The Report assesses countries' efforts to fight drug trafficking and money laundering during the previous twelve months.
Every March for the past 28 years, the Department of State has submitted to the U.S. Congress the International Narcotics Control Strategy Report, or INCSR. The Report, which does not exempt the United States from consideration in some of its sections, assesses countries' efforts to fight drug trafficking and money laundering during the previous 12 months.
According to this year's report, the governments of Bolivia, Burma and Venezuela “failed demonstratively” in their counternarcotics efforts to fight drugs.
Bolivia has failed to implement adequate controls on coca leaf growing, which lead to an increase in coca and potential cocaine production.
Burma is a top heroin producer, second only to Afghanistan, states the report. Burma's ruling military government allows armed groups to traffic in drugs with minimal risk of interference in their traditional geographic enclaves.
And due to Venezuela's "permissive and corrupt environment," it has become a major drug transit country. According to the report, in 2010, Venezuela was "one of the preferred trafficking routes out of South America to the Eastern Caribbean, Central America, the United States, Europe and western Africa."
The report also found that while the United States was the main destination for illicit drug shipments, Western Europe was the world's largest market for cocaine. Russia was also found to be suffering from the highest level of opiate abuse in Europe.
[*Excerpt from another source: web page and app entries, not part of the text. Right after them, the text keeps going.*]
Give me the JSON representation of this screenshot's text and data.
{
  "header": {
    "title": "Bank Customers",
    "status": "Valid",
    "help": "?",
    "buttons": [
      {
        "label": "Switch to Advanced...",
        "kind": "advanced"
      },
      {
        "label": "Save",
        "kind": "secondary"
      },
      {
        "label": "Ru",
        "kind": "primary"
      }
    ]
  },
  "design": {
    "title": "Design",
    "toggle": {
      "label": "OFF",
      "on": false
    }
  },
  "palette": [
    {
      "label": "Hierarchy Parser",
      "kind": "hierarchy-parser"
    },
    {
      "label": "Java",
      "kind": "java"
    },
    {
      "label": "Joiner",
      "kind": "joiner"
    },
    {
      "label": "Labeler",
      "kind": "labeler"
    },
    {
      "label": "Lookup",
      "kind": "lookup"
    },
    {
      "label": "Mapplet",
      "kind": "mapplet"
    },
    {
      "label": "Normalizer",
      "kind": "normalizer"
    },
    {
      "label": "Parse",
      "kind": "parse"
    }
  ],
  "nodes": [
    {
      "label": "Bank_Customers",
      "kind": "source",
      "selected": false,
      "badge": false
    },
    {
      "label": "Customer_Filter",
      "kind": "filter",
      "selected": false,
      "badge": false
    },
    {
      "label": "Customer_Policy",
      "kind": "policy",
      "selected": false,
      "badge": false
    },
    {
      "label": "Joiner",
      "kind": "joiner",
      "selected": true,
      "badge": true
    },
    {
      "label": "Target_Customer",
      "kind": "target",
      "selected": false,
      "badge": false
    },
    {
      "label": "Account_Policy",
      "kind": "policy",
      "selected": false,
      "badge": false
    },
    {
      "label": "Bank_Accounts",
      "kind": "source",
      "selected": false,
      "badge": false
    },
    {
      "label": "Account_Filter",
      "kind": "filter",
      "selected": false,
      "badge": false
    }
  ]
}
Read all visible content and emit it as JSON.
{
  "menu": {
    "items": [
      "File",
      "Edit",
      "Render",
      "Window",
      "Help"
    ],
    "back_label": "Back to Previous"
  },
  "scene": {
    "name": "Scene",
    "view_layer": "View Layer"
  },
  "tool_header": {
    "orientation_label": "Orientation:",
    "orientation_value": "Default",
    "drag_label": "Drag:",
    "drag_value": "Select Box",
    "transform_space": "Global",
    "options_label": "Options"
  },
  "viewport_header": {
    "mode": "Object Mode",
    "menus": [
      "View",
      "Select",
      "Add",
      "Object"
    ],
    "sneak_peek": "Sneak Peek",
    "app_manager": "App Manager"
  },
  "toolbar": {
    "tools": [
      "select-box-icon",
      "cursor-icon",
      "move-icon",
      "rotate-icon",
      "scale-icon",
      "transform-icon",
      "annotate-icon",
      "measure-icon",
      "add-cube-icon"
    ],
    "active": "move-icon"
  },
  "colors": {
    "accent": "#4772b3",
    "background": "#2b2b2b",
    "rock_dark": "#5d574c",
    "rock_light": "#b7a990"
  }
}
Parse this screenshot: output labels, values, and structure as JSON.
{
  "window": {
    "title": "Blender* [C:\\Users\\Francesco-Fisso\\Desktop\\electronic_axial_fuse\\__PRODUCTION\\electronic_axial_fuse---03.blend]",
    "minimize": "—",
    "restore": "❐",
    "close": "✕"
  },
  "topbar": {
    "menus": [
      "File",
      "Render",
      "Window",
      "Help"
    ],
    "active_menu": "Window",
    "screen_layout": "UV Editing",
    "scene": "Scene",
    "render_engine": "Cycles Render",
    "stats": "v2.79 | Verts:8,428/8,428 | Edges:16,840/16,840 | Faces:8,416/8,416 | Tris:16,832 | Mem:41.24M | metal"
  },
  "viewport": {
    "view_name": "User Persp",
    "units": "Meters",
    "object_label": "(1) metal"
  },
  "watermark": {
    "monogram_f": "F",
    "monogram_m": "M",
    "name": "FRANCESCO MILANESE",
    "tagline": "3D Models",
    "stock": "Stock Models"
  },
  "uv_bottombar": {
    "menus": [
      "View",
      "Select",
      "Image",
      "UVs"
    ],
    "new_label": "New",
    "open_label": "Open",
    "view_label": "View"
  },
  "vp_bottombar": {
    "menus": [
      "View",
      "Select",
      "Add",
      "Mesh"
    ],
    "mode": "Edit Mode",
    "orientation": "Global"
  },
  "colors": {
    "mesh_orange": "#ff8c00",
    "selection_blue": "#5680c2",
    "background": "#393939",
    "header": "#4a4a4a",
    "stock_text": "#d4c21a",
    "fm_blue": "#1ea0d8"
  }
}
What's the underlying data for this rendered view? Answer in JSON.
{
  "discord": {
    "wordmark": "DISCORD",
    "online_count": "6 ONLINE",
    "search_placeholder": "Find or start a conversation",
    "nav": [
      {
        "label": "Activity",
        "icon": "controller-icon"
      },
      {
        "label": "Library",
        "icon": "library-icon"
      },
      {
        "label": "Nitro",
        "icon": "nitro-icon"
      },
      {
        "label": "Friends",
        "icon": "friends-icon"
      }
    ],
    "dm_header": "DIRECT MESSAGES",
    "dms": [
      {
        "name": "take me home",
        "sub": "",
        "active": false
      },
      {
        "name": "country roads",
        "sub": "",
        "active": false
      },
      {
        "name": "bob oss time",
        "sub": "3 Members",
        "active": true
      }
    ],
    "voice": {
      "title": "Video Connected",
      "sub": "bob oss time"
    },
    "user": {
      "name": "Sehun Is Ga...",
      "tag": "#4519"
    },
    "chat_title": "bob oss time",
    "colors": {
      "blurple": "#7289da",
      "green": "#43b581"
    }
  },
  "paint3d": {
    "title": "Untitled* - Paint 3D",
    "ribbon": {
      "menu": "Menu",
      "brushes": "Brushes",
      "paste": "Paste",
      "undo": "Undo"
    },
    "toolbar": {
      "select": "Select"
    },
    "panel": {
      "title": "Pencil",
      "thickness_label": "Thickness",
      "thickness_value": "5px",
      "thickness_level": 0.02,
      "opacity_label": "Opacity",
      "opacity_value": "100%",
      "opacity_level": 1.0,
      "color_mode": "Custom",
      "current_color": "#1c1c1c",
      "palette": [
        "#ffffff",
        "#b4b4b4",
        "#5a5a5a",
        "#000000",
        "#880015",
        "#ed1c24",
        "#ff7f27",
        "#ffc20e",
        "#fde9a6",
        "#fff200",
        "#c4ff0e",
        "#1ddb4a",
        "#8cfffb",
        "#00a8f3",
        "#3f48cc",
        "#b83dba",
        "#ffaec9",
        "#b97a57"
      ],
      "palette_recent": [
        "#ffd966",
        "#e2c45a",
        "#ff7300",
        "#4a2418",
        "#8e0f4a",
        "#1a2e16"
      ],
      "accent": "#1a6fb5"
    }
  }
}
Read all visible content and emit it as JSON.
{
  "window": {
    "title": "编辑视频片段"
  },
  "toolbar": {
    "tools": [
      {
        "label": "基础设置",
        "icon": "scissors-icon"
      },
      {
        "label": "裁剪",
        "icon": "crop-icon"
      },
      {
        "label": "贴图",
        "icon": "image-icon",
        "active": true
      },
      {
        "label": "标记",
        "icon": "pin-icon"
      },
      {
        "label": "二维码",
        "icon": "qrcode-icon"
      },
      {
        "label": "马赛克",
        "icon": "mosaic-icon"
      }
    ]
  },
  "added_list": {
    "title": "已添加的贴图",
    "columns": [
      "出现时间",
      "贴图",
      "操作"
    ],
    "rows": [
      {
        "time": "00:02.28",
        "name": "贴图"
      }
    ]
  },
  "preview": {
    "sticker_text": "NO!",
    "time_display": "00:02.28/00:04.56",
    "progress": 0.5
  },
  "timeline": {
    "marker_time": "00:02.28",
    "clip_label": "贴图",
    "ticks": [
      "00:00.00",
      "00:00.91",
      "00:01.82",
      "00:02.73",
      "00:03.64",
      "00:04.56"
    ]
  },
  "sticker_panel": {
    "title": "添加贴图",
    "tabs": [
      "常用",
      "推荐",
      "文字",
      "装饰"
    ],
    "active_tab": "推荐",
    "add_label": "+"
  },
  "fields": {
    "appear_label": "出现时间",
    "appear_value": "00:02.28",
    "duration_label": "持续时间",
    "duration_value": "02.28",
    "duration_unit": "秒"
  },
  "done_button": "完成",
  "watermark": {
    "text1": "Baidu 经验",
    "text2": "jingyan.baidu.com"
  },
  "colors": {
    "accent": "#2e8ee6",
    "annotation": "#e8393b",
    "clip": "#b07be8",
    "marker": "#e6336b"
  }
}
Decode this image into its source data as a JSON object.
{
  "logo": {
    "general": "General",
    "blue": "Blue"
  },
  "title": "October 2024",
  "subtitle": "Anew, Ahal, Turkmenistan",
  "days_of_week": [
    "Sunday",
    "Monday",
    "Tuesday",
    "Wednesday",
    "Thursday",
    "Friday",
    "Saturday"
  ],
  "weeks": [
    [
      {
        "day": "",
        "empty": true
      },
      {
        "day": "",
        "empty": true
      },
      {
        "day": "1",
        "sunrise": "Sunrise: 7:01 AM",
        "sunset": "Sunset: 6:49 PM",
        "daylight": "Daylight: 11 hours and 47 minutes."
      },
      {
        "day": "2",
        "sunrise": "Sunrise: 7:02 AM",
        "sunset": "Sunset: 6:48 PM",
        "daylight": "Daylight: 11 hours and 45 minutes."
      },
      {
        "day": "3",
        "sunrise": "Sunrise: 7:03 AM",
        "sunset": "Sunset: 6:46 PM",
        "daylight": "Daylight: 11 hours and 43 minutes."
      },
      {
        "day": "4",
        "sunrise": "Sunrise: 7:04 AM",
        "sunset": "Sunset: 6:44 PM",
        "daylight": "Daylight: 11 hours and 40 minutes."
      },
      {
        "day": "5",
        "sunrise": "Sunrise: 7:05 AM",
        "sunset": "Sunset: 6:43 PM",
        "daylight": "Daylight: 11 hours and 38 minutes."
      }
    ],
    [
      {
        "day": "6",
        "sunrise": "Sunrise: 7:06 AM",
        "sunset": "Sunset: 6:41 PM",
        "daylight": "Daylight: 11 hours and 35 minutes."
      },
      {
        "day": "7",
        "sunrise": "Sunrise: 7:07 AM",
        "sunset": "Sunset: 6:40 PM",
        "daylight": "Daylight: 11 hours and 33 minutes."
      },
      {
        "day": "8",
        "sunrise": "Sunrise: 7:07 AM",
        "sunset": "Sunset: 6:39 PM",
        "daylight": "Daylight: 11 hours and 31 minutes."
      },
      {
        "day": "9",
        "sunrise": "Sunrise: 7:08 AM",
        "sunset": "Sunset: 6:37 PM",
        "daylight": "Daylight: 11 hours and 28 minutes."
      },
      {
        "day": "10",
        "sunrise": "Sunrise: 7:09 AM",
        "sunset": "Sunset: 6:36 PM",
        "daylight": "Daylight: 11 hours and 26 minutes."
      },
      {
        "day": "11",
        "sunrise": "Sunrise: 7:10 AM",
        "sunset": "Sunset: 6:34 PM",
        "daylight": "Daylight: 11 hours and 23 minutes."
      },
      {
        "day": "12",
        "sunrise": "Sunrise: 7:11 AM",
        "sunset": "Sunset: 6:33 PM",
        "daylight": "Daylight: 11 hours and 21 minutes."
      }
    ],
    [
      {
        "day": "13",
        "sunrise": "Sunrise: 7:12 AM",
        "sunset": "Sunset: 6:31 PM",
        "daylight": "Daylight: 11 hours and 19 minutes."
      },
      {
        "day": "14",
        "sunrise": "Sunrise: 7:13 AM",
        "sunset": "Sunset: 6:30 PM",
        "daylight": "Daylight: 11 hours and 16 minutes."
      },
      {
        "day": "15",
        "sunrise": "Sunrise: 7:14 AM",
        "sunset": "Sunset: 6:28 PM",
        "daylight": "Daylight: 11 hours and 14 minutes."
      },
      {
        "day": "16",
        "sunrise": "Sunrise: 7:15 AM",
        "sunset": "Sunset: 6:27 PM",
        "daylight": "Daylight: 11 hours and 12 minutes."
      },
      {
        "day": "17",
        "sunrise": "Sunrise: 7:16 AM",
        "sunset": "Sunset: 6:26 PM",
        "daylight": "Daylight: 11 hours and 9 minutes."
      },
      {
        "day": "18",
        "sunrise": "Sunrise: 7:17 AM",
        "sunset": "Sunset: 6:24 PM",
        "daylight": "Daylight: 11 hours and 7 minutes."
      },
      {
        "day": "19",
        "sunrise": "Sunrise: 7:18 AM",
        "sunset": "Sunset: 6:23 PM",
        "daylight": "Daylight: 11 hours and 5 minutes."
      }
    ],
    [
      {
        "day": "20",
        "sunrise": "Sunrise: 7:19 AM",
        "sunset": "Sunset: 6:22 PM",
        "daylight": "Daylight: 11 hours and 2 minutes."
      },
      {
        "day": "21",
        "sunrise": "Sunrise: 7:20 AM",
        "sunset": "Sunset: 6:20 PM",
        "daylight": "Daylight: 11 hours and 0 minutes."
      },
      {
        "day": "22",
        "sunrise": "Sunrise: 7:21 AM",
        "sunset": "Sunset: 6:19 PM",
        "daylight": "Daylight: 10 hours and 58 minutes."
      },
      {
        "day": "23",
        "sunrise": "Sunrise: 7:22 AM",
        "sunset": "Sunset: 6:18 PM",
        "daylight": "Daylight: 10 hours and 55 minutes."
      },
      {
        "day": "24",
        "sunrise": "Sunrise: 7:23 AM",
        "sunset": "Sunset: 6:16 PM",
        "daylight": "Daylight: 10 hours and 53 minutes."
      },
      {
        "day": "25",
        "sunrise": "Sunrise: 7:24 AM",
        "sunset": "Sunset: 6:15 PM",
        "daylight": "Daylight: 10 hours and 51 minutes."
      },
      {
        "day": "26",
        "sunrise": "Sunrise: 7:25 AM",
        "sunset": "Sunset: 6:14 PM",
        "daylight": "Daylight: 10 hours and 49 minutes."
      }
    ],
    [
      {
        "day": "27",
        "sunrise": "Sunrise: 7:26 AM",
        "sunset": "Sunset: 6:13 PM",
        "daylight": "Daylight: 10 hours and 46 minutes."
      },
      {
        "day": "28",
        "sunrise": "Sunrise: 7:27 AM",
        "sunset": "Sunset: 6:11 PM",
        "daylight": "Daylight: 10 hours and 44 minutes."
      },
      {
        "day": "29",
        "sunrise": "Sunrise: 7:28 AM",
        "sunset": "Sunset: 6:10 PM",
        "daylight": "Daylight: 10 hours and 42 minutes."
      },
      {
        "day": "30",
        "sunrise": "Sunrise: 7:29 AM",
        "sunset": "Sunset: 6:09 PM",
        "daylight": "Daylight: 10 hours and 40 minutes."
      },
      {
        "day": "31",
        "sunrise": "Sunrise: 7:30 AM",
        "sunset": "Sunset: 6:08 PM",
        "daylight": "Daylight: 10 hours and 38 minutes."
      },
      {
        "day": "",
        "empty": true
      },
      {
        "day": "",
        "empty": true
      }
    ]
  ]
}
The manufacture, trafficking and use of synthetic drugs have significantly increased in east and Southeast Asia in the past 2 years. Some 25 percent of all injecting drug abusers in the world live in East and Southeast Asia.
Cannabis is still the drug most widely produced, trafficked and abused in Africa, with some 5 to 10 percent of 16 to 64 year olds partaking of the drug. East Africa is an important transit route for smuggling heroin from Asia to Africa, and cocaine smuggling through Africa to Europe is on the rise.
The illicit drug trade is a deadly game for any country. Like a disease attacking a weakened immune system, the drug trade exploits conditions of economic, social or institutional underdevelopment and flourishes in an atmosphere of governmental corruption.
The United States encourages regional cooperation against narcotics trafficking, and partners with countries around the world determined to combat the international drug trade.